◆ **Data about app and page elements**
'''
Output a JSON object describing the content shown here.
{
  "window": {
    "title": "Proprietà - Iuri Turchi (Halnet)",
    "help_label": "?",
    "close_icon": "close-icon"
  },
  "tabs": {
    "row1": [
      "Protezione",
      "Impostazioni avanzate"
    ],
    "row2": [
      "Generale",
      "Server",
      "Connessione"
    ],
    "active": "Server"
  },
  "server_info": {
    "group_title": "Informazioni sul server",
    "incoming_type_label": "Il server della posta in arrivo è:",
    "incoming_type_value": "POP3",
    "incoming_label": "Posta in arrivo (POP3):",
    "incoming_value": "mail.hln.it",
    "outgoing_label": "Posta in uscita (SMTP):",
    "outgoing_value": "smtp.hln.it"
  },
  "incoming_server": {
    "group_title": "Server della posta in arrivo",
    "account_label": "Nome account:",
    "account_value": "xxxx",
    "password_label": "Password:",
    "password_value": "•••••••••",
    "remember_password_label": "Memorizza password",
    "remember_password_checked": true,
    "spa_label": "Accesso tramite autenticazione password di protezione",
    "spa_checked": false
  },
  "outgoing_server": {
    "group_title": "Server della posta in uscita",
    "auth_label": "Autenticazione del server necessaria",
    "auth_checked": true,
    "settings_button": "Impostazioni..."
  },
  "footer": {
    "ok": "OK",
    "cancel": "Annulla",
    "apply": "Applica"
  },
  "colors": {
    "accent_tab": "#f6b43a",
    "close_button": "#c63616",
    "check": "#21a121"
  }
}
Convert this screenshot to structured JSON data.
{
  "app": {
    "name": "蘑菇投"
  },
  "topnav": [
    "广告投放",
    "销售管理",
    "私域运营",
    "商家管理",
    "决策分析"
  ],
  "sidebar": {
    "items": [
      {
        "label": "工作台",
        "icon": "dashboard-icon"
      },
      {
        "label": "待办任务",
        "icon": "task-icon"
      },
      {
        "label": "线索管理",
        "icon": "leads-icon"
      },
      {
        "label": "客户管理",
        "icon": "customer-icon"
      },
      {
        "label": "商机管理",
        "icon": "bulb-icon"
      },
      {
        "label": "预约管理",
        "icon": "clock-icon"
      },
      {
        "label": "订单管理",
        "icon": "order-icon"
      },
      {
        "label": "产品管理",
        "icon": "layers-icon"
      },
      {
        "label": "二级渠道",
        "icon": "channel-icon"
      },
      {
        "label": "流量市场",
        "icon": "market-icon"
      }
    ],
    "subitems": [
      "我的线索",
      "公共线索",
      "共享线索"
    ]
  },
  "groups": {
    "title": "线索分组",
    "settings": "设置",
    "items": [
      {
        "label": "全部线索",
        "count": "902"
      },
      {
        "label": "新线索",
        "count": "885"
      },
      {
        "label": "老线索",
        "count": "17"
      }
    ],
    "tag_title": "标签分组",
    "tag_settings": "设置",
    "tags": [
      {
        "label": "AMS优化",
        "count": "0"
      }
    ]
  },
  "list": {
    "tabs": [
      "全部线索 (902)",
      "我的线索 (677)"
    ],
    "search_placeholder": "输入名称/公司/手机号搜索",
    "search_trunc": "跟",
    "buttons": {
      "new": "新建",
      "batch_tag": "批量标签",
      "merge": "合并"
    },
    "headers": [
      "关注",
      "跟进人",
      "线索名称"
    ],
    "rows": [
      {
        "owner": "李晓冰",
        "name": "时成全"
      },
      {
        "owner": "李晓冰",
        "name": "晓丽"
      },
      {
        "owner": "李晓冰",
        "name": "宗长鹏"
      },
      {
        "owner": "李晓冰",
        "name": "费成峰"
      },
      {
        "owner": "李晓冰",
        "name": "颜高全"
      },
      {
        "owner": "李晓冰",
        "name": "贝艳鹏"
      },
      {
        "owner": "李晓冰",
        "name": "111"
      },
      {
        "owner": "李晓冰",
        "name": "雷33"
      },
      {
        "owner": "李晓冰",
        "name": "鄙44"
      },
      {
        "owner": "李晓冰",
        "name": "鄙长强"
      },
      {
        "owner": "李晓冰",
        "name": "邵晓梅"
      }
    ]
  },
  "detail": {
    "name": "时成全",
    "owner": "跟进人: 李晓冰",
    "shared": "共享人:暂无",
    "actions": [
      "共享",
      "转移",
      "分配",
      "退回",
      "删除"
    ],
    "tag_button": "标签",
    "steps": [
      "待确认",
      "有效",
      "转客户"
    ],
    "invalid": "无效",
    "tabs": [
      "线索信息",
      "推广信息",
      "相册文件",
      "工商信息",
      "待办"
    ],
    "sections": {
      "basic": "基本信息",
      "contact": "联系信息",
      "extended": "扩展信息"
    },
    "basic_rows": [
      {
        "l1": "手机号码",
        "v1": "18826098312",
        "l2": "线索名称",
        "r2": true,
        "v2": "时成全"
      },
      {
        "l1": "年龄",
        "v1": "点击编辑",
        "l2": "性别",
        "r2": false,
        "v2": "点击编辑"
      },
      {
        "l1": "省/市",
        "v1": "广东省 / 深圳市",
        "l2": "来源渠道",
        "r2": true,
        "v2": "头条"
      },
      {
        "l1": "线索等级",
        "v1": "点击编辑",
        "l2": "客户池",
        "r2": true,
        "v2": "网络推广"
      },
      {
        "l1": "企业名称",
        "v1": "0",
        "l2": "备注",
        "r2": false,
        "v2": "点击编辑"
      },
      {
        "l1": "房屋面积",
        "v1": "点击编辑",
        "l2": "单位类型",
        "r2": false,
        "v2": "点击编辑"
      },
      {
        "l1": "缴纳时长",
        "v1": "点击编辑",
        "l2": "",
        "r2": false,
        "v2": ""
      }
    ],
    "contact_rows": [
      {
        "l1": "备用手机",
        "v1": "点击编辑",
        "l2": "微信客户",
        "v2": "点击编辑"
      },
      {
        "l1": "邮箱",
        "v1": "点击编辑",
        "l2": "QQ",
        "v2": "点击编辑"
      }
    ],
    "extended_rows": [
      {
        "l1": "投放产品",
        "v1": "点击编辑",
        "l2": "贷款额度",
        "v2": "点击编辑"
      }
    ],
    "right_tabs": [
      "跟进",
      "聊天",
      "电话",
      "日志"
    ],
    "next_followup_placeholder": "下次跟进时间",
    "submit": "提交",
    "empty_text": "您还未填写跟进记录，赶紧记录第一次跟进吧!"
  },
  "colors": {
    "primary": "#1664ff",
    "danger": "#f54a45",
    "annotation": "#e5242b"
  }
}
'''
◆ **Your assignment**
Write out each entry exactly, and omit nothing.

◆ **Solution**
Output a JSON object describing the content shown here.
{
  "window": {
    "title": "Proprietà - Iuri Turchi (Halnet)",
    "help_label": "?",
    "close_icon": "close-icon"
  },
  "tabs": {
    "row1": [
      "Protezione",
      "Impostazioni avanzate"
    ],
    "row2": [
      "Generale",
      "Server",
      "Connessione"
    ],
    "active": "Server"
  },
  "server_info": {
    "group_title": "Informazioni sul server",
    "incoming_type_label": "Il server della posta in arrivo è:",
    "incoming_type_value": "POP3",
    "incoming_label": "Posta in arrivo (POP3):",
    "incoming_value": "mail.hln.it",
    "outgoing_label": "Posta in uscita (SMTP):",
    "outgoing_value": "smtp.hln.it"
  },
  "incoming_server": {
    "group_title": "Server della posta in arrivo",
    "account_label": "Nome account:",
    "account_value": "xxxx",
    "password_label": "Password:",
    "password_value": "•••••••••",
    "remember_password_label": "Memorizza password",
    "remember_password_checked": true,
    "spa_label": "Accesso tramite autenticazione password di protezione",
    "spa_checked": false
  },
  "outgoing_server": {
    "group_title": "Server della posta in uscita",
    "auth_label": "Autenticazione del server necessaria",
    "auth_checked": true,
    "settings_button": "Impostazioni..."
  },
  "footer": {
    "ok": "OK",
    "cancel": "Annulla",
    "apply": "Applica"
  },
  "colors": {
    "accent_tab": "#f6b43a",
    "close_button": "#c63616",
    "check": "#21a121"
  }
}
Convert this screenshot to structured JSON data.
{
  "app": {
    "name": "蘑菇投"
  },
  "topnav": [
    "广告投放",
    "销售管理",
    "私域运营",
    "商家管理",
    "决策分析"
  ],
  "sidebar": {
    "items": [
      {
        "label": "工作台",
        "icon": "dashboard-icon"
      },
      {
        "label": "待办任务",
        "icon": "task-icon"
      },
      {
        "label": "线索管理",
        "icon": "leads-icon"
      },
      {
        "label": "客户管理",
        "icon": "customer-icon"
      },
      {
        "label": "商机管理",
        "icon": "bulb-icon"
      },
      {
        "label": "预约管理",
        "icon": "clock-icon"
      },
      {
        "label": "订单管理",
        "icon": "order-icon"
      },
      {
        "label": "产品管理",
        "icon": "layers-icon"
      },
      {
        "label": "二级渠道",
        "icon": "channel-icon"
      },
      {
        "label": "流量市场",
        "icon": "market-icon"
      }
    ],
    "subitems": [
      "我的线索",
      "公共线索",
      "共享线索"
    ]
  },
  "groups": {
    "title": "线索分组",
    "settings": "设置",
    "items": [
      {
        "label": "全部线索",
        "count": "902"
      },
      {
        "label": "新线索",
        "count": "885"
      },
      {
        "label": "老线索",
        "count": "17"
      }
    ],
    "tag_title": "标签分组",
    "tag_settings": "设置",
    "tags": [
      {
        "label": "AMS优化",
        "count": "0"
      }
    ]
  },
  "list": {
    "tabs": [
      "全部线索 (902)",
      "我的线索 (677)"
    ],
    "search_placeholder": "输入名称/公司/手机号搜索",
    "search_trunc": "跟",
    "buttons": {
      "new": "新建",
      "batch_tag": "批量标签",
      "merge": "合并"
    },
    "headers": [
      "关注",
      "跟进人",
      "线索名称"
    ],
    "rows": [
      {
        "owner": "李晓冰",
        "name": "时成全"
      },
      {
        "owner": "李晓冰",
        "name": "晓丽"
      },
      {
        "owner": "李晓冰",
        "name": "宗长鹏"
      },
      {
        "owner": "李晓冰",
        "name": "费成峰"
      },
      {
        "owner": "李晓冰",
        "name": "颜高全"
      },
      {
        "owner": "李晓冰",
        "name": "贝艳鹏"
      },
      {
        "owner": "李晓冰",
        "name": "111"
      },
      {
        "owner": "李晓冰",
        "name": "雷33"
      },
      {
        "owner": "李晓冰",
        "name": "鄙44"
      },
      {
        "owner": "李晓冰",
        "name": "鄙长强"
      },
      {
        "owner": "李晓冰",
        "name": "邵晓梅"
      }
    ]
  },
  "detail": {
    "name": "时成全",
    "owner": "跟进人: 李晓冰",
    "shared": "共享人:暂无",
    "actions": [
      "共享",
      "转移",
      "分配",
      "退回",
      "删除"
    ],
    "tag_button": "标签",
    "steps": [
      "待确认",
      "有效",
      "转客户"
    ],
    "invalid": "无效",
    "tabs": [
      "线索信息",
      "推广信息",
      "相册文件",
      "工商信息",
      "待办"
    ],
    "sections": {
      "basic": "基本信息",
      "contact": "联系信息",
      "extended": "扩展信息"
    },
    "basic_rows": [
      {
        "l1": "手机号码",
        "v1": "18826098312",
        "l2": "线索名称",
        "r2": true,
        "v2": "时成全"
      },
      {
        "l1": "年龄",
        "v1": "点击编辑",
        "l2": "性别",
        "r2": false,
        "v2": "点击编辑"
      },
      {
        "l1": "省/市",
        "v1": "广东省 / 深圳市",
        "l2": "来源渠道",
        "r2": true,
        "v2": "头条"
      },
      {
        "l1": "线索等级",
        "v1": "点击编辑",
        "l2": "客户池",
        "r2": true,
        "v2": "网络推广"
      },
      {
        "l1": "企业名称",
        "v1": "0",
        "l2": "备注",
        "r2": false,
        "v2": "点击编辑"
      },
      {
        "l1": "房屋面积",
        "v1": "点击编辑",
        "l2": "单位类型",
        "r2": false,
        "v2": "点击编辑"
      },
      {
        "l1": "缴纳时长",
        "v1": "点击编辑",
        "l2": "",
        "r2": false,
        "v2": ""
      }
    ],
    "contact_rows": [
      {
        "l1": "备用手机",
        "v1": "点击编辑",
        "l2": "微信客户",
        "v2": "点击编辑"
      },
      {
        "l1": "邮箱",
        "v1": "点击编辑",
        "l2": "QQ",
        "v2": "点击编辑"
      }
    ],
    "extended_rows": [
      {
        "l1": "投放产品",
        "v1": "点击编辑",
        "l2": "贷款额度",
        "v2": "点击编辑"
      }
    ],
    "right_tabs": [
      "跟进",
      "聊天",
      "电话",
      "日志"
    ],
    "next_followup_placeholder": "下次跟进时间",
    "submit": "提交",
    "empty_text": "您还未填写跟进记录，赶紧记录第一次跟进吧!"
  },
  "colors": {
    "primary": "#1664ff",
    "danger": "#f54a45",
    "annotation": "#e5242b"
  }
}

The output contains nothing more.